As the EU moves ahead with its ‘fit for 55’ package to reduce greenhouse gas emissions by at least 55 percent by 2030 and enters a trajectory towards net zero emissions by 2050, it must learn from the Grenfell disaster. Why? Because buildings are a linchpin to achieving these goals.
The buildings we live and work in account for more than one-third of the EU’s energy-related emissions. They are also our most valuable asset class, worth tens of trillions of euros. This is why President von der Leyen, Executive Vice President Timmermans and Commissioner Simson are championing the importance of a renovation wave to retrofit at least 35 million buildings by 2030. Their logic is simple: succeeding on climate action and the economic recovery requires a vastly more energy-efficient building stock.
But it must be done right. The exterior of the 50-year-old Grenfell Tower was renovated in 2016 as part of the U.K. government’s campaign to improve the energy efficiency of its social housing stock. While the thermal performance of the building was improved, the plastic cladding and insulation used for that purpose was combustible, estimated to contain a fuel-load equivalent to approximately 30,000 liters of petrol. “The fire floors we went in were helmet-meltingly hot,” said one firefighter.
As well as spreading the fire, the plastic materials were the “main source of smoke particulates, carbon monoxide and hydrogen cyanide” according to expert witness Professor David Purser in a report developed as evidence for the Grenfell Inquiry, and are “likely to have contributed to the incapacitation and deaths of flat occupants.”
The European renovation wave is all about increasing the rate at which buildings are upgraded. The annual renovation rate in the EU is currently around 1 percent. To make an impact on greenhouse gas emissions, that rate must at least double and ideally triple. And these must be so-called ‘deep’ renovations: windows, heating and cooling systems, and above all, insulation.
The lesson from Grenfell is that for high-rise and high-risk buildings, it must be non-combustible insulation. The good news is that energy efficiency and fire safety are mutually supporting objectives: there is no need to compromise one to achieve the other.

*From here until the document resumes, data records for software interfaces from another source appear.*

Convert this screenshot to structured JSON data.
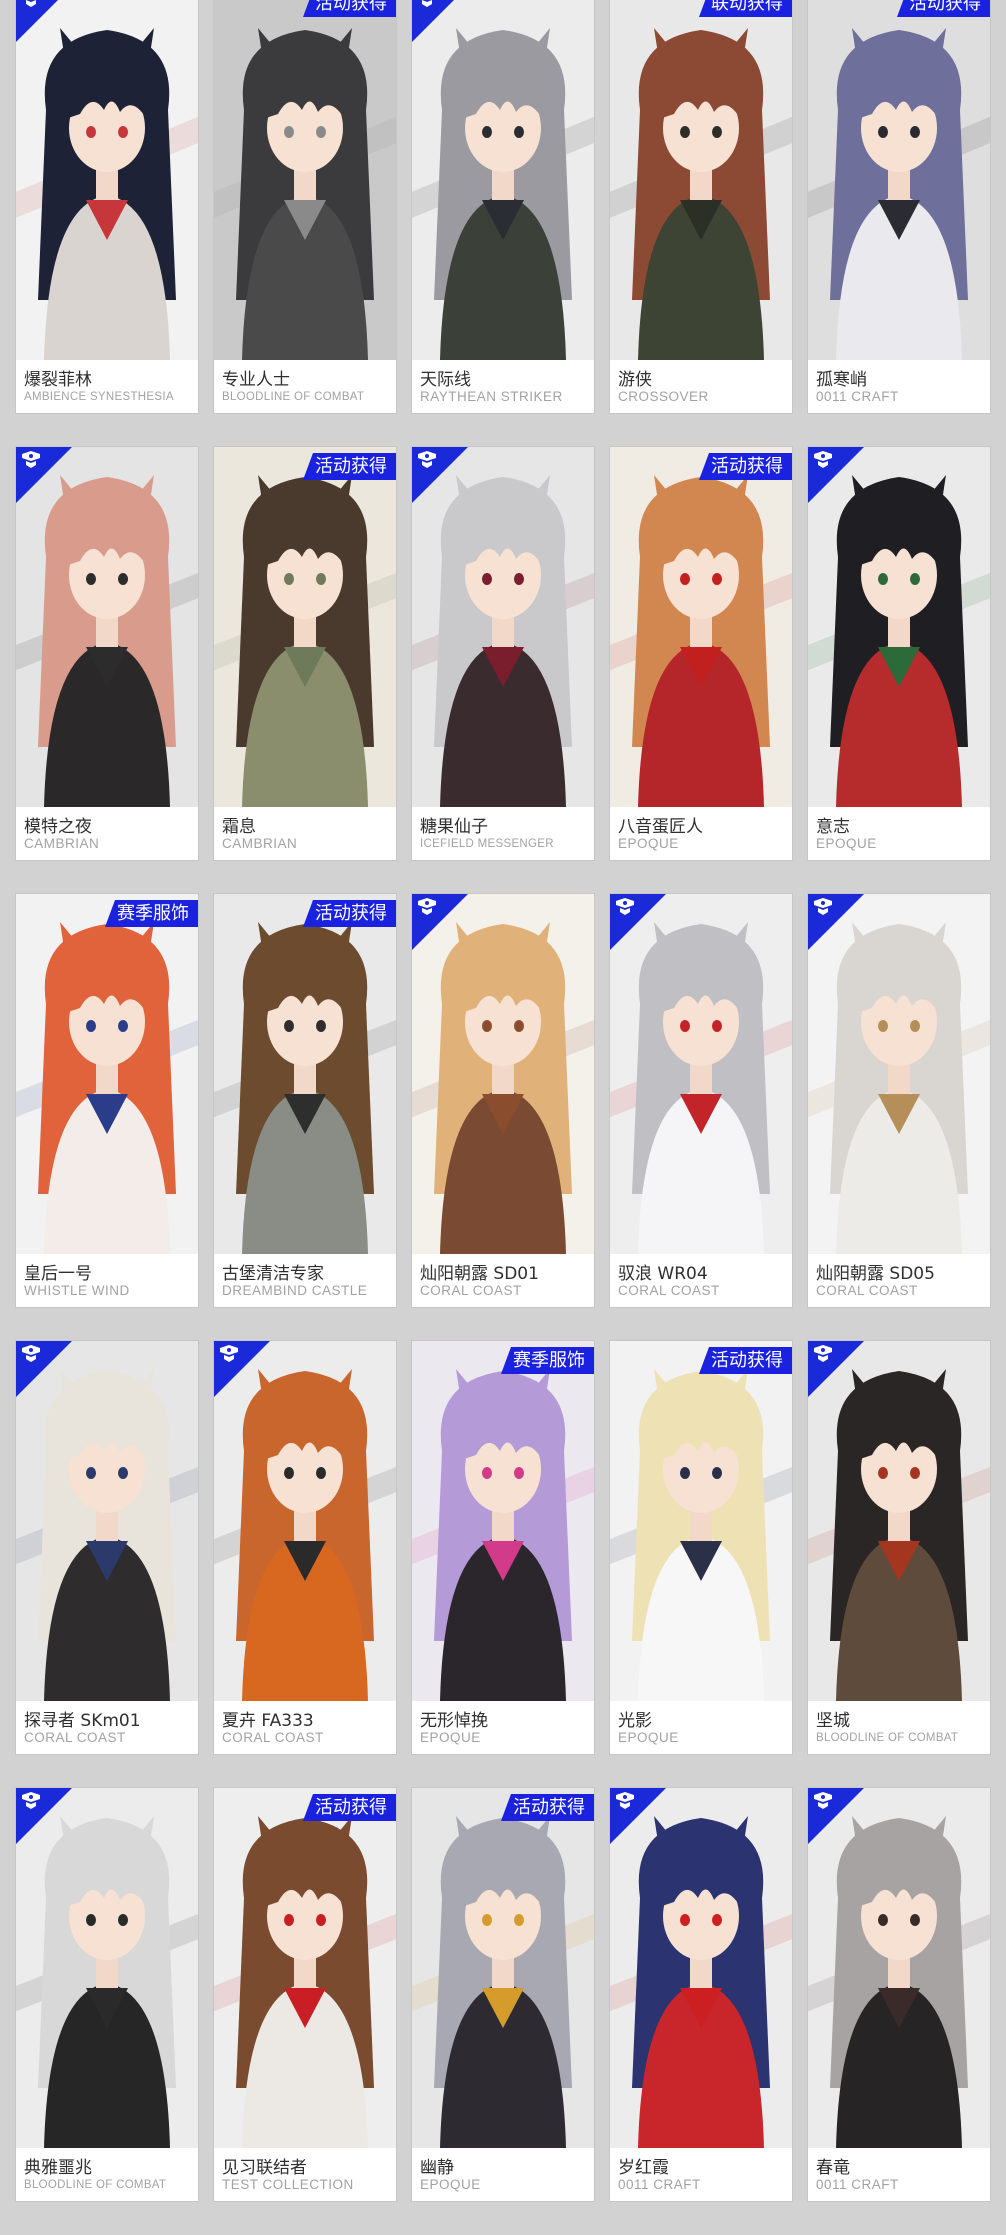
{
  "palette": {
    "corner": "#1a2ad8",
    "badge": "#1a22e0",
    "name_text": "#2f2f2f",
    "series_text": "#a2a2a2",
    "page_bg": "#d2d2d2"
  },
  "cards": [
    {
      "name": "爆裂菲林",
      "series": "AMBIENCE SYNESTHESIA",
      "badge": "",
      "corner": true,
      "hair": "#1d2236",
      "accent": "#c7363b",
      "bg": "#f2f2f2",
      "outfit": "#d9d4cf"
    },
    {
      "name": "专业人士",
      "series": "BLOODLINE OF COMBAT",
      "badge": "活动获得",
      "corner": false,
      "hair": "#3b3b3d",
      "accent": "#8a8a8a",
      "bg": "#c9c9c9",
      "outfit": "#4a4a4a"
    },
    {
      "name": "天际线",
      "series": "RAYTHEAN STRIKER",
      "badge": "",
      "corner": true,
      "hair": "#9a9aa0",
      "accent": "#2a2d33",
      "bg": "#ececec",
      "outfit": "#3b4038"
    },
    {
      "name": "游侠",
      "series": "CROSSOVER",
      "badge": "联动获得",
      "corner": false,
      "hair": "#8c4a34",
      "accent": "#2c2f26",
      "bg": "#e8e8e8",
      "outfit": "#3d4433"
    },
    {
      "name": "孤寒峭",
      "series": "0011 CRAFT",
      "badge": "活动获得",
      "corner": false,
      "hair": "#6e6f9a",
      "accent": "#2b2c33",
      "bg": "#dedede",
      "outfit": "#e9e9ee"
    },
    {
      "name": "模特之夜",
      "series": "CAMBRIAN",
      "badge": "",
      "corner": true,
      "hair": "#d99c8c",
      "accent": "#2c2c2c",
      "bg": "#e4e4e4",
      "outfit": "#2a2828"
    },
    {
      "name": "霜息",
      "series": "CAMBRIAN",
      "badge": "活动获得",
      "corner": false,
      "hair": "#4a3a2e",
      "accent": "#6e7a5a",
      "bg": "#ebe7dc",
      "outfit": "#8a8e6c"
    },
    {
      "name": "糖果仙子",
      "series": "ICEFIELD MESSENGER",
      "badge": "",
      "corner": true,
      "hair": "#c9c9cc",
      "accent": "#7a1d2c",
      "bg": "#e6e6e6",
      "outfit": "#3a2b2e"
    },
    {
      "name": "八音蛋匠人",
      "series": "EPOQUE",
      "badge": "活动获得",
      "corner": false,
      "hair": "#d28650",
      "accent": "#c2201f",
      "bg": "#f0ece4",
      "outfit": "#b5262a"
    },
    {
      "name": "意志",
      "series": "EPOQUE",
      "badge": "",
      "corner": true,
      "hair": "#1f1e22",
      "accent": "#2d6a3a",
      "bg": "#eaeaea",
      "outfit": "#b62b2b"
    },
    {
      "name": "皇后一号",
      "series": "WHISTLE WIND",
      "badge": "赛季服饰",
      "corner": false,
      "hair": "#e0633c",
      "accent": "#2a3c8a",
      "bg": "#f2f2f2",
      "outfit": "#f3ece8"
    },
    {
      "name": "古堡清洁专家",
      "series": "DREAMBIND CASTLE",
      "badge": "活动获得",
      "corner": false,
      "hair": "#6d4b2f",
      "accent": "#2e2e2e",
      "bg": "#e9e9e9",
      "outfit": "#8a8d86"
    },
    {
      "name": "灿阳朝露 SD01",
      "series": "CORAL COAST",
      "badge": "",
      "corner": true,
      "hair": "#e0b27a",
      "accent": "#8a4e2e",
      "bg": "#f4f1ea",
      "outfit": "#7a4a32"
    },
    {
      "name": "驭浪 WR04",
      "series": "CORAL COAST",
      "badge": "",
      "corner": true,
      "hair": "#c0c0c4",
      "accent": "#c2242a",
      "bg": "#eeeeee",
      "outfit": "#f5f5f7"
    },
    {
      "name": "灿阳朝露 SD05",
      "series": "CORAL COAST",
      "badge": "",
      "corner": true,
      "hair": "#d9d6d1",
      "accent": "#b58e5a",
      "bg": "#f3f3f3",
      "outfit": "#ecebe7"
    },
    {
      "name": "探寻者 SKm01",
      "series": "CORAL COAST",
      "badge": "",
      "corner": true,
      "hair": "#e8e4dc",
      "accent": "#2b3a6a",
      "bg": "#e6e6e6",
      "outfit": "#2e2c2d"
    },
    {
      "name": "夏卉 FA333",
      "series": "CORAL COAST",
      "badge": "",
      "corner": true,
      "hair": "#c9662e",
      "accent": "#2a2a2a",
      "bg": "#ececec",
      "outfit": "#d86820"
    },
    {
      "name": "无形悼挽",
      "series": "EPOQUE",
      "badge": "赛季服饰",
      "corner": false,
      "hair": "#b49ad6",
      "accent": "#d23a8a",
      "bg": "#ece8f0",
      "outfit": "#2a262c"
    },
    {
      "name": "光影",
      "series": "EPOQUE",
      "badge": "活动获得",
      "corner": false,
      "hair": "#eee2b4",
      "accent": "#2b2f47",
      "bg": "#f2f2f2",
      "outfit": "#f7f7f7"
    },
    {
      "name": "坚城",
      "series": "BLOODLINE OF COMBAT",
      "badge": "",
      "corner": true,
      "hair": "#2a2626",
      "accent": "#a4361f",
      "bg": "#e8e8e8",
      "outfit": "#5e4b3c"
    },
    {
      "name": "典雅噩兆",
      "series": "BLOODLINE OF COMBAT",
      "badge": "",
      "corner": true,
      "hair": "#d8d8d8",
      "accent": "#2a2a2a",
      "bg": "#ececec",
      "outfit": "#262626"
    },
    {
      "name": "见习联结者",
      "series": "TEST COLLECTION",
      "badge": "活动获得",
      "corner": false,
      "hair": "#7a4b2e",
      "accent": "#c91f24",
      "bg": "#eeeeee",
      "outfit": "#ece9e4"
    },
    {
      "name": "幽静",
      "series": "EPOQUE",
      "badge": "活动获得",
      "corner": false,
      "hair": "#a7a8b1",
      "accent": "#d59c2c",
      "bg": "#e6e6e6",
      "outfit": "#2e2a31"
    },
    {
      "name": "岁红霞",
      "series": "0011 CRAFT",
      "badge": "",
      "corner": true,
      "hair": "#2b3470",
      "accent": "#cc1f22",
      "bg": "#ececec",
      "outfit": "#c8262a"
    },
    {
      "name": "春竜",
      "series": "0011 CRAFT",
      "badge": "",
      "corner": true,
      "hair": "#a6a3a2",
      "accent": "#3a2b2a",
      "bg": "#ebebeb",
      "outfit": "#262424"
    }
  ]
}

Yet combustible insulation still makes up a substantial portion of the European market. If this trend continues, millions of buildings are likely to be upgraded under the EU renovation wave with combustible materials. This would risk creating homes and offices that are more energy efficient but less safe for residents and occupants.
To avoid this, the EU should strongly encourage member countries to adopt stricter fire safety standards that ban the use of combustible materials on high-rise and high-risk buildings like schools, hospitals, care facilities and other buildings where emergency evacuations can be challenging. Today, fire safety legislation differs greatly among member countries, with these disparities creating unequal levels of protection for EU citizens. A more coherent and consistent standard would contribute to ensuring that the renovation wave is done in the safest way possible. Member countries have pushed for precisely this holistic approach in their common conclusions during last week’s Energy Council.
More than any other of the ‘fit for 55’ proposals, the renovation wave is all about local jobs and local benefits. It is climate action by the many, for the many. But there must be no compromises on safety. New research published by The Guardian shows that combustible plastic foam insulation is likely to have been used in more than 70 British schools built or renovated since the Grenfell disaster. The EU must do better.